Motorola has since made the Moto Z2 Force the successor to the Moto Z Force and the most powerful flagship smartphone in Motorola’s arsenal. It brings some new features like a slimmer build and dual rear-facing camera sensors but it also carries a smaller battery and most of the features available in the original Moto Z Force like a shatterproof display and Moto Mods.
This is the Moto Z2 Force box branded with T-Mobile. This is the T-Mobile variant. If we slide open the box, we’ll find the Z2 Force sitting right on top. Motorola was kind enough to send me a T-Mobile SIM card to use to test the Z2 Force. Underneath, we’ll find a packet containing some basic Get Started paperwork, a lot of stuff that you won’t probably ever read. There’s a handful of accessories, including a USB-C charging cable and fast-charging wall wart. There’s also a USB-C to 3.5mm headphone jack adapter included, which is pretty nice to see. But I would have liked to have seen it built into the phone, if you know what I mean. Motorola ripped off the banded last year when they removed the jack from the Z Force but it still stings a little bit to see it missing in the successor.
Upon removing the plastic wrap, which details some of the features with large beautiful icons, you’ll notice just how similar it is to the original Z Force. So this phone has a very industrial feel to it with the stiff edges, smooth metal back plate, and metallic frame.
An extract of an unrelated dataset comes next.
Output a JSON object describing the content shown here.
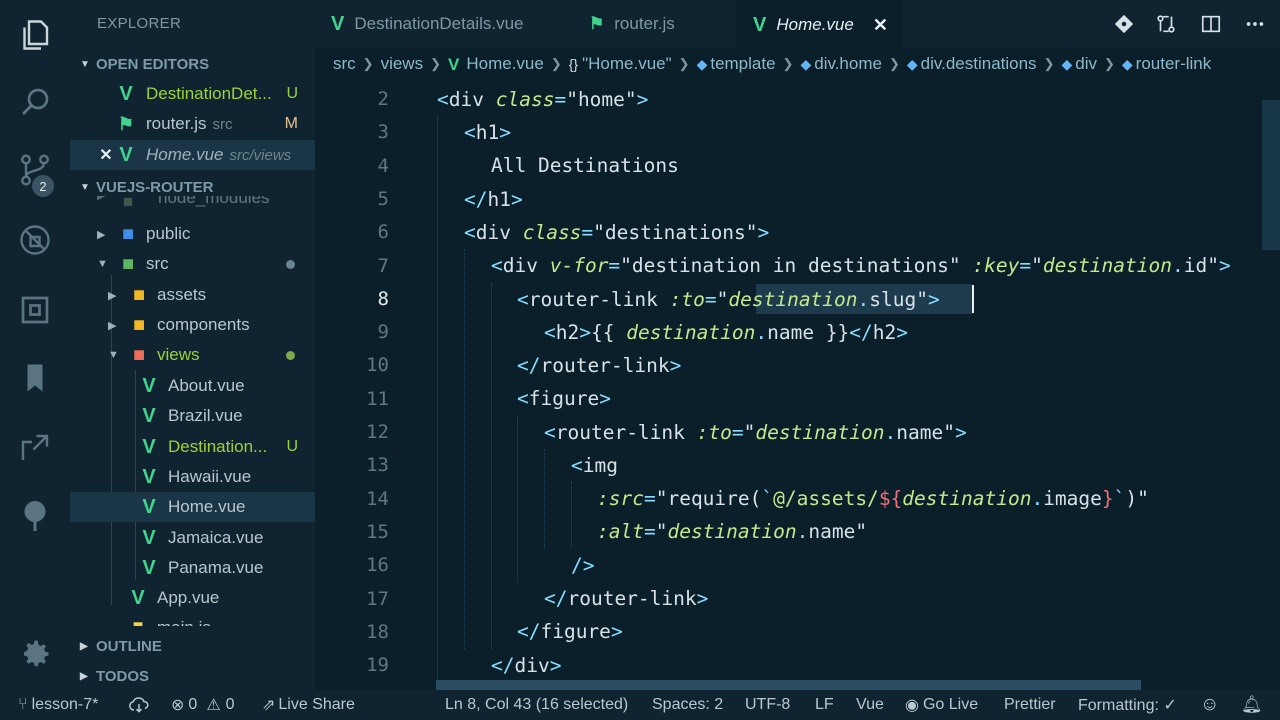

Its profile has been slimmed down to about 6.1mm thick so it’s extremely thin and extremely light. There’s still a big protruding camera sensor that makes me wonder why Motorola didn’t just fill out the rest of the phone with battery and make the rear flush with the camera sensors but Motorola wants you to use Moto Mods with this device. You can slap on a battery mod if you need some extra juice or attach a mod with a different rear texture to make the phone flush with the cameras. I can see where they are coming from but personally, I like to have a larger battery pre-installed with the option to add even more battery later.
There is a trackpad built in underneath the display and it’s used to navigate the phone with a series of swipes. If you decide to use this trackpad, you will free up some space otherwise taken up by the on-screen navigation buttons. It’ll definitely take some time to get used to the different swipes and their functions but it’s a pretty unique option to have.
The display itself is a P-OLED display with a 1440x2560 resolution and 534ppi index. Upon first impressions, it gets very bright, has good viewing angles and fantastic contrast; thanks to the nature of AMOLED panels. This display type helps conserve battery when using features like Moto Display, which is a feature that shows notifications while the screen is turned off. The display itself is shatterproof and that’s achieved by using plastic instead of glass. So if you drop it on some gravel for example, it’ll just have some gashes and scuffs but no cracks because glass isn’t being used. The downside of this, there’s always pros and cons of design choices; and the downside is that the plastic screen will scratch very easily and it will pick up micro-scratches and the works over time.
Android Nougat 7.1 is running on the software side of things with a very minimal skin that runs buttery smooth. If you’re looking for a near stock Android experience, you should really enjoy the software. With the Snapdragon 835 chipset and 4GB of RAM, it feels very snappy and responsive. I do wish Motorola would up the amount of RAM given the price of this handset, which we’ll discuss more later. But they did not do that so we’re stuck with 4GB of RAM, which I think is plenty. But at least on paper, 6 would have been nice to see.
Motorola did something rather unusual with the cameras this time around. On the rear, there are two camera sensors which in itself isn’t particularly unique. But instead of a telephoto lens, they added a monochrome sensor to capture true black and white images and videos. There’s still a depth mode for taking those extra milky depth of field shots but no wide angle sensor or no telephoto sensor next to the main 12-megapixel shooter.
Battery capacity is only 2,730 mAh and while I haven’t tested it in detail, I’m not very optimistic about its abilities. The front-facing speaker is pretty nice and crisp and loud. There’s only one of them so you don’t get that stereo sound but it’s still much better than bottom-facing speakers or rear-facing speakers.
A lot of the added functionalities centers around Moto Mods, which are fantastic. I would love the idea of just slapping on a Mod to the 16-pin connectors on the back. There’s a handful of different Mods out there. One of the Mods Motorola sent me here is the Moto 360 Camera Mod and it attaches to the back of the phone. But just like some of the other Mods, it’s very expensive. It’s $300 for this 360-camera Mod. So when the price of the phone itself is $720 off-contract and the price tag is, in my opinion, a bit higher than it should be, the Moto Mods become more of a tough sell. The good news is for a limited time, you do get a free projector when you pre-order from Motorola and the Mods that were released last year still work this year.
Those are my initial thoughts of the Moto Z2 Force. I’ve love to know what your thoughts are in a comment down below.